What strategies can I use to help my child regulate?
As mentioned before, becoming dysregulated could mean having too much energy or not enough energy. We would need different strategies to target different needs.
If your child has too much energy (feeling excited or agitated), you can try:
- Deep breathing strategies. The general rule of thumb is to breathe in through your nose and out through your mouth, holding for 4-seconds at a time: 4-seconds in, 4-seconds hold, 4-seconds out. There are lots of online resources for deep breathing. These resources are great as they have printable versions which act as instructions and visual cues for the breathing exercises.
- Animal yoga or kids yoga. Slow movements can help to calm your child. There are videos on YouTube for kids yoga that you can follow! If you prefer a “screenless” approach, you could look online for kids yoga visuals, print out the pictures, and create a dice with them! Roll the dice and see what yoga pose you get. Alternatively, put the pictures in a bag and be surprised by what you pick out!
- Heavy work.

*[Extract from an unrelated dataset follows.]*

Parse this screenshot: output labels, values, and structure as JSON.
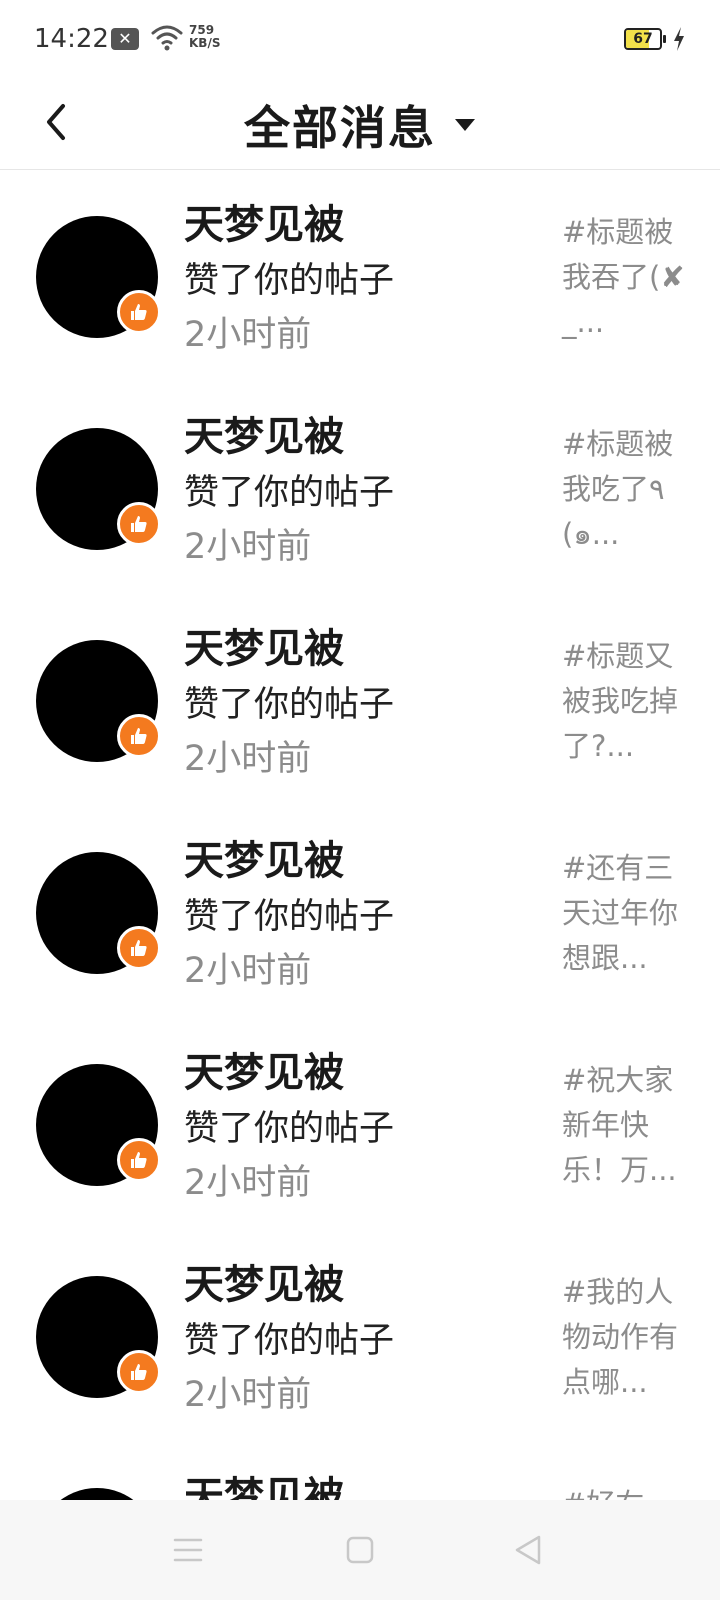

Activities like lifting heavy objects, pushing heavy weights, and even digging in the garden. Activities which provide some resistance during movement helps to slow down movement and calm the sensory system.
Alternatively, if your child is feeling a little tired or sleepy, you can try:
- Dance party. Throwing on your child’s favorite songs and dancing along with them. Movements and music help to increase energy levels, allowing the child to be more alert and engaged in their surroundings.
- Big movement activities. This could include running, jumping, crawling, or mixing them all together. Involving these movements in an obstacle course or game could help to increase energy levels.
- Swings. Sitting on a swing or trying out different types of swings could be helpful. Different swinging motions have different effects on the sensory system, such as back and forth swinging is calming, while spinning motions are alerting. Try out different swinging movements with your child to see which type they best respond to.
Sensory processing, sensory regulation, and the nervous system are interlinked and can be tricky to navigate. If you are feeling unsure about your child’s behaviors and habits, a trained professional such as an Occupational Therapist can assist you in gaining a better understanding of your child’s sensory processing patterns and also how to better support them according to their specific sensory needs. The therapist will be able to better explain your child’s sensory processing patterns to you, what their needs are, and strategies that you can use at home to assist them in co-regulation. As children grow, the demands of their environments increase, and we want to be able to support them the best we can. If you do feel that you would like some help from an Occupational Therapist, do not hesitate to contact Dynamics Success Centre via our web page or drop us an email. We hope to see you soon!
- Dunn, W. (1997). The impact of sensory processing abilities on the daily lives of young children and families: A conceptual model. Infants & Young Children, 9(4), 23–35.